The obligation of joint obligors is single and indivisible. Therefore if for any reason going to the merits of the action, one obligor can no longer be sued, the others are in effect discharged. This principle is illustrated by a variety of cases. Thus, if judgment is entered against one or more joint obligors because of their failure to plead in abatement the non-joinder of the others, a subsequent action cannot be brought against the others.19 Even though the joint debtors omitted from the first suit were dormant partners whose existence was unknown to the creditor when he obtained judgment, the principle is none the less applicable.20

A judgment on the merits in favor of one joint obligor is as fatal to an action against the others as if the first action had terminated in favor of the plaintiff.21

Mints v. Tri-County Natural Gas Co., 259 Pa. 477, 103 Atl. 285, 286. And one of two joint obligees with the con-Bent of the other may use the obligation as an equitable defence in an action by the obligor against one of them alone. Ibid.

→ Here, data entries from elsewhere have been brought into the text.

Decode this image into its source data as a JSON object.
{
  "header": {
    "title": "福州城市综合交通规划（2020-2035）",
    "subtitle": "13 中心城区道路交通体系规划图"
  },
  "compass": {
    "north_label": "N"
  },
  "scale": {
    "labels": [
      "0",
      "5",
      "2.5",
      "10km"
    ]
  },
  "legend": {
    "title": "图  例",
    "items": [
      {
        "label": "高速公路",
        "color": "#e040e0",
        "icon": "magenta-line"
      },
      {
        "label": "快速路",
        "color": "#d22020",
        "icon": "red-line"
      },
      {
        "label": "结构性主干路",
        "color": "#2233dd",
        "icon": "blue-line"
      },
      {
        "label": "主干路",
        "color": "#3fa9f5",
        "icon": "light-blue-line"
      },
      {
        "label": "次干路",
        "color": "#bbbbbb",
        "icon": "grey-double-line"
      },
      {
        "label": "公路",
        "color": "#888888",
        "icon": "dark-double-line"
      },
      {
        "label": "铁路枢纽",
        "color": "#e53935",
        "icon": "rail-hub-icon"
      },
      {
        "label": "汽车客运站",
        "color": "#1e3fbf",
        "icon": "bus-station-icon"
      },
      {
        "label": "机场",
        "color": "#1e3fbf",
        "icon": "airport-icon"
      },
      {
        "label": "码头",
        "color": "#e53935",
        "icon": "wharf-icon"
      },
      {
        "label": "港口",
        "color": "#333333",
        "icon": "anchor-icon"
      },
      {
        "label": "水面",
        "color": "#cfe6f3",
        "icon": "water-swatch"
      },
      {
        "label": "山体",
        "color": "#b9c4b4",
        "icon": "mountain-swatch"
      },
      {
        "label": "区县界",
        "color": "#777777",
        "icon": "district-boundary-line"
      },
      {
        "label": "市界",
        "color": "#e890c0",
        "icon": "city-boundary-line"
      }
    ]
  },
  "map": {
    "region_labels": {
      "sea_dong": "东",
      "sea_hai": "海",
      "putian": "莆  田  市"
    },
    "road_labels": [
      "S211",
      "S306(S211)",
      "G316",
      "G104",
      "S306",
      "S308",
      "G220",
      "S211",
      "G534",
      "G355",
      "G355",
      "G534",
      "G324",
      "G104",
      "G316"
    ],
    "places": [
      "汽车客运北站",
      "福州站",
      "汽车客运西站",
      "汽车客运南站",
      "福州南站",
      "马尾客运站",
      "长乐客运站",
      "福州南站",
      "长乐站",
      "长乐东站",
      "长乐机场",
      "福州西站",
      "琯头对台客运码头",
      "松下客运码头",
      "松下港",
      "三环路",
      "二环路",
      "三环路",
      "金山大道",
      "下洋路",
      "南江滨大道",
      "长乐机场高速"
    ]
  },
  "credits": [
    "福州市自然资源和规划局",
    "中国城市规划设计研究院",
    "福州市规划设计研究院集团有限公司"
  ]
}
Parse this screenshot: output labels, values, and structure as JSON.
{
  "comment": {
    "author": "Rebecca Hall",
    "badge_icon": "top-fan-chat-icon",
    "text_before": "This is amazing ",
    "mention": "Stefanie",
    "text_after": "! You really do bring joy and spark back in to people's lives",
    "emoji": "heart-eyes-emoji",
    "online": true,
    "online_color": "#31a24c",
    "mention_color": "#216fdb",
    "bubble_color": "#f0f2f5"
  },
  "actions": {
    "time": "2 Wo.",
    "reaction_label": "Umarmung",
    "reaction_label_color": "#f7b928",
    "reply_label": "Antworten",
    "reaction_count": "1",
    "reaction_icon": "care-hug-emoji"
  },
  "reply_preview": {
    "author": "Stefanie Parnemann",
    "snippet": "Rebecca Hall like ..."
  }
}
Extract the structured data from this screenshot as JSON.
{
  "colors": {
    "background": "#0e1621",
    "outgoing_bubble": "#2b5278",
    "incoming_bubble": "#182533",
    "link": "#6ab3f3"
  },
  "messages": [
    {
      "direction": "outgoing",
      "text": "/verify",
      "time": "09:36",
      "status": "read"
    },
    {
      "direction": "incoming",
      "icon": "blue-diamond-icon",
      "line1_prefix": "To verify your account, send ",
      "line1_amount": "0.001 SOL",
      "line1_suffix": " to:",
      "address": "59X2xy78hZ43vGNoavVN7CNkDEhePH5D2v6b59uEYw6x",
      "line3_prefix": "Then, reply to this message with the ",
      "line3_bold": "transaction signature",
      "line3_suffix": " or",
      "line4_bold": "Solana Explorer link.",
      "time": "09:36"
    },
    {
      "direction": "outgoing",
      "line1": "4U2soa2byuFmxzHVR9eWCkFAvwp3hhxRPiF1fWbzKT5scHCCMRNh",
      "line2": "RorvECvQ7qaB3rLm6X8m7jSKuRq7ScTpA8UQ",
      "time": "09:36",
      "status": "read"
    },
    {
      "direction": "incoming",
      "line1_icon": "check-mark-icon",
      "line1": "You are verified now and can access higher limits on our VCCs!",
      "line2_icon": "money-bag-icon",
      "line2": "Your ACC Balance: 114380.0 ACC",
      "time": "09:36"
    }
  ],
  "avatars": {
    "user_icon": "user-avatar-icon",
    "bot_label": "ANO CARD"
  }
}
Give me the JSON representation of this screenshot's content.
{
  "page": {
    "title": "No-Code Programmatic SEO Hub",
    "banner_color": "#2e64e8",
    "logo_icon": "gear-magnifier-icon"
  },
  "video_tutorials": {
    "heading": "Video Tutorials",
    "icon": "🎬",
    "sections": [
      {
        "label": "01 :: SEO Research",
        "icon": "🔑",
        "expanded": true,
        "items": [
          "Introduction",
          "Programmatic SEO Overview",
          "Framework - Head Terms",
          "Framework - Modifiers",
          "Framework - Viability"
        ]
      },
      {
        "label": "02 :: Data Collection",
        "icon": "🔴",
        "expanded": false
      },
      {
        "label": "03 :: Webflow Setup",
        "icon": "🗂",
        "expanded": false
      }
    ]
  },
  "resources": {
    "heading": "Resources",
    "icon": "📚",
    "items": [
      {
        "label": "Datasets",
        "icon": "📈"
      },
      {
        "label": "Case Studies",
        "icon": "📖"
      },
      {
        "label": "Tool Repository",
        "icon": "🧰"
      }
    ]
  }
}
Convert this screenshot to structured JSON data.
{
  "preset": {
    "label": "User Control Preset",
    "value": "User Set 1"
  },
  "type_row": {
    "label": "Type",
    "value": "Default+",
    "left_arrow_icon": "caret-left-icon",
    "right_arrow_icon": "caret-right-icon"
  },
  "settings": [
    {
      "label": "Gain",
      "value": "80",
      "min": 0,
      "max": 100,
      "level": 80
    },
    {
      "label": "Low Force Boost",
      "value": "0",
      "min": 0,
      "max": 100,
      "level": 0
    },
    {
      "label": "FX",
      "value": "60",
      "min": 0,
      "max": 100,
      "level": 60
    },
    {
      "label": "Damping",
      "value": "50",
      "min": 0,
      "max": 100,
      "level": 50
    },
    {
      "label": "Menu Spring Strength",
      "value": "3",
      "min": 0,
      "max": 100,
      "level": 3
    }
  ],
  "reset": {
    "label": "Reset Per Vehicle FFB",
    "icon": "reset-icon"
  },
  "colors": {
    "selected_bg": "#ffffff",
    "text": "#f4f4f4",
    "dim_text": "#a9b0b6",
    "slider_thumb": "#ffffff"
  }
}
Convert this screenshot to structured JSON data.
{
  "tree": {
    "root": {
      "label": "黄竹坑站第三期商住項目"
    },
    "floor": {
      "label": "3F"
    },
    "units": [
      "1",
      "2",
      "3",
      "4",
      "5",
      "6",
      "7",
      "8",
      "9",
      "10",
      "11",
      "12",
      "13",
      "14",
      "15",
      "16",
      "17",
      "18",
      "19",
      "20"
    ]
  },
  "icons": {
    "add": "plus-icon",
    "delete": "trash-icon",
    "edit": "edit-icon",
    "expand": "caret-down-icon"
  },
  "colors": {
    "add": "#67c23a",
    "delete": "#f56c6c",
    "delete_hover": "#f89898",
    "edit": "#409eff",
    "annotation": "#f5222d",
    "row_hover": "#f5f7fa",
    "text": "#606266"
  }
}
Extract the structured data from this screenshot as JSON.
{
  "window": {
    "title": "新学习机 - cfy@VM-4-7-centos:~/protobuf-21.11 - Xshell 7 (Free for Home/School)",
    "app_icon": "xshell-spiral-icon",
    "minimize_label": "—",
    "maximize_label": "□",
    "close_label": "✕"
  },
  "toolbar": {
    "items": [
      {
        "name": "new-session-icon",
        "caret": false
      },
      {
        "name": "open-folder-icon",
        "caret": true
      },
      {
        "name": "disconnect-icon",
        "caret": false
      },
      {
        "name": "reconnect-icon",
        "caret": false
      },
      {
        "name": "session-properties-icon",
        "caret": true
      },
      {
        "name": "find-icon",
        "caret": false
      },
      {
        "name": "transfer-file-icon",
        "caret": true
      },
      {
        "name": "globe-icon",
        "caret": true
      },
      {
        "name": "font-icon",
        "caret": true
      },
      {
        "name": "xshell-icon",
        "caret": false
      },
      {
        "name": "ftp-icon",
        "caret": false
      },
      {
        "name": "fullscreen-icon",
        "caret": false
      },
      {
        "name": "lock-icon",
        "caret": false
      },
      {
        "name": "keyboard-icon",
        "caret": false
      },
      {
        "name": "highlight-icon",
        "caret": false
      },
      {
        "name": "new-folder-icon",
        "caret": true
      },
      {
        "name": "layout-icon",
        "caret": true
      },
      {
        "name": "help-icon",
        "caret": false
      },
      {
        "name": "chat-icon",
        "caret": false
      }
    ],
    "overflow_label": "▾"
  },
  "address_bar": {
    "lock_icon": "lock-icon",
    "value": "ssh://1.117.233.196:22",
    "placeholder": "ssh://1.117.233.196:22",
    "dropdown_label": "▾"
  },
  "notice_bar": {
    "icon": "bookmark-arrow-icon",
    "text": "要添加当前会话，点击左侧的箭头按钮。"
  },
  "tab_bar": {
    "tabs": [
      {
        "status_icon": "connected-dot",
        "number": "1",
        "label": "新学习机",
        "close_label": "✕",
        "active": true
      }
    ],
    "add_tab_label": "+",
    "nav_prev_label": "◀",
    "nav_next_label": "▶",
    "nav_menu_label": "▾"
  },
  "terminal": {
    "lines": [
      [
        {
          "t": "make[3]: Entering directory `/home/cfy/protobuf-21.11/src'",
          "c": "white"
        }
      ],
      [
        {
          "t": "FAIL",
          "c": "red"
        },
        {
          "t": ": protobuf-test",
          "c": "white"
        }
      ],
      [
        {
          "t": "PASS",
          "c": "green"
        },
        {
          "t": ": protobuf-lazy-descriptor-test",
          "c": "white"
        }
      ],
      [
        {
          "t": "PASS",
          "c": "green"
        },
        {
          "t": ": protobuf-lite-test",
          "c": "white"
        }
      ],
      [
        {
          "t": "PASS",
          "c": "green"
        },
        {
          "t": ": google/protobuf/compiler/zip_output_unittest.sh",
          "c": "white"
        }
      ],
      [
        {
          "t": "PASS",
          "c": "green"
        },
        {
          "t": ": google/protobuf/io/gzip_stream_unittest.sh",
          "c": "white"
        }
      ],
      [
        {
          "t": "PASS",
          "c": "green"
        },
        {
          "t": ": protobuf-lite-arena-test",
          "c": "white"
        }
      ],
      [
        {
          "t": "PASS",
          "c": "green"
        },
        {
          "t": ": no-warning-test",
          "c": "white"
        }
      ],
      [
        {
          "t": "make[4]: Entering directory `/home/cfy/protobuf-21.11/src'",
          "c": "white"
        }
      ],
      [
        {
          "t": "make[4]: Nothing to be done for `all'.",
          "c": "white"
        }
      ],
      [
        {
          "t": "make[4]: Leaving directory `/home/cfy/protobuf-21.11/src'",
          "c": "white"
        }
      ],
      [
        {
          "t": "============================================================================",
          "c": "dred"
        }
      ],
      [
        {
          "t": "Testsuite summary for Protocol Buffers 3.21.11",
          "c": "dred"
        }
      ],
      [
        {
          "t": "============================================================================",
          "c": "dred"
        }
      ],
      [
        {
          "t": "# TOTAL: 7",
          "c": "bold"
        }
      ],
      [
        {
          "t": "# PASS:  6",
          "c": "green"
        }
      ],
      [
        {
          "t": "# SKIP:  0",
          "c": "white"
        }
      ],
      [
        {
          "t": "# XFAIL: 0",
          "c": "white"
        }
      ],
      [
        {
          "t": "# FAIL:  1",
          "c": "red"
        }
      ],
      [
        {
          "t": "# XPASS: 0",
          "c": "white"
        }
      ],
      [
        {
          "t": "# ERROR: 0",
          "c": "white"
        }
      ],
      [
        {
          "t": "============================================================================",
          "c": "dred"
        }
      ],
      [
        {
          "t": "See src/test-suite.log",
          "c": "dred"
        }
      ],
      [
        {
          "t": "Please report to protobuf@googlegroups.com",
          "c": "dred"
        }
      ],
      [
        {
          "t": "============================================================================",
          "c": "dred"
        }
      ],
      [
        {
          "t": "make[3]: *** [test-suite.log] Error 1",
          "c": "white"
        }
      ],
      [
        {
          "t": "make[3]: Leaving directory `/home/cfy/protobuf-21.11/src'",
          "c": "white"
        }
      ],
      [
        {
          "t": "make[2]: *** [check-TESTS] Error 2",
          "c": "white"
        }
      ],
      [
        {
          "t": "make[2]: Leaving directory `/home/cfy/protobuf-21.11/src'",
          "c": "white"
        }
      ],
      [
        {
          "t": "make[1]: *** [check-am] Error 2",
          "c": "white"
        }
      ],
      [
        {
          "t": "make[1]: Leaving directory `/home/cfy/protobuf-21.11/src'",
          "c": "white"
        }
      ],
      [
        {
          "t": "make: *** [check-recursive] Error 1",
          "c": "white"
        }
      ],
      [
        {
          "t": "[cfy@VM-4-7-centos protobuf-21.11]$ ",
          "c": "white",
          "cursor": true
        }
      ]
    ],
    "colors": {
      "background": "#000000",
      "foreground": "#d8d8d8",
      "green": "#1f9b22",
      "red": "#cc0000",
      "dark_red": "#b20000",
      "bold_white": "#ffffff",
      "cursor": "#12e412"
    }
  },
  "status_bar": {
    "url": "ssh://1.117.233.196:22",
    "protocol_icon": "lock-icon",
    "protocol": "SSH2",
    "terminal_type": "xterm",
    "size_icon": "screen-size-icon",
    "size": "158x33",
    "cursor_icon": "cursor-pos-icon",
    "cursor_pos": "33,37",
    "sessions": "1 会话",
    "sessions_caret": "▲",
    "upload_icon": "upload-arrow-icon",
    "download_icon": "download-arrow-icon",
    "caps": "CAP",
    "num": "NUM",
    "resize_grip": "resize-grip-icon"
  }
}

19King v. Hoare, 13 M. & W. 494; Kendall v. Hamilton, 4 A. C. 604; Mason v. Eldred, 6 Wall. 231, 18 L. Ed. 7S3 (overruling Sheehy v. Mande-ville, 6 Cranch, 253, 3 L. Ed. 391); United States v. Ames, 99 U. S. 35, 25 L. Ed. 295; Trafton v. United States, 3 Story, 646; Brady v. Reynolds, 13 Cal. 31; Scarborough p. Yarborough, 13 Ga. App. 792, 79 S. E. 1131; Wann v. McNulty, 2 Gilm. 355, 43 Am. Dec. 58; Moore v. Rogers, 19 111. 347; Jan-sen v. Grimshaw, 125 111. 468,17 N. E. 850; Travellers Ins. Co. v. Mayo, 170 111. 498, 500, 48 N. E. 917; Fleming v. Ross, 226 111. 149, 80 N. E. 92; Crosby v. Jeroloman, 37 Ind. 264; Lawrence v. Beecher, 116 Ind. 312, 19 N. E. 143; Mosle v. Hollins, 11 G. & J. 11, 33 Am. Dec. 684; Ward v. Johnson, 13 Mass. 148; Cowley v. Patch, 120 Mass. 137; Davison v. Harmon, 65 Minn. 402,

67 N. W. 1015; Coles v. McKenna, 80 N. J. L. 48, 76 Atl. 34; Robertson 0. Smith, 18 Johns. 459, 9 Am. Dec. 227; Candee v. Smith, 93 N. Y. 349; Ryck-man v. Manerud, 68 Or. 350, 136 Pac. 826; Smith v. Black, 9 Serg. A R. 142, 11 Am. Dec. 686; McFarlane v. Kipp, 206 Pa. 317, 55 Atl. 986; Lauer v. Bandow, 48 Wis. 638, 4 N. W. 774.

Also see Hammond v. Schofield, [1891] 1 Q. B. 453, holding that where judgment had been signed by consent against the defendant, it could not be set aside, even with his assent, in order that the writ might be amended by joining another defendant who had been discovered by the plaintiff to have contracted jointly with the defendant.

20 Kendall v. Hamilton, 4 A. C. 504; United States v. Ames, 99 U. S. 35, 25 L. Ed. 295; Moale v. Hollins, 11 G. A J. 11, 33 Am. Dec. 6S4; Smith v. Black, 9 S. A R. 142, 11 Am. Dec 683. See also Ryckman c. Manerud, 68 Or. 350, 136 Pac. 826, 831. But compare Scott 0. Colmesnil, 7 J. J. Marsh. 416.

21 Phillips v. Ward, 2 H. A C. 717;

Sec. 331. Foreign Judgments Against One Joint Obligor Do Not Discharge The Others

But a foreign judgment against one joint debtor, it has been held, being of no higher nature than the original obligation, does not merge the right against the other obligors;22 and generally in the United States where the defendant in the subsequent action was not at the time within the jurisdiction of the court in which the prior judgment was rendered, the subsequent action may be sustained. In such a case, for reasons of necessity and justice perhaps rather than of logic, the prior judgment is held to be no bar.23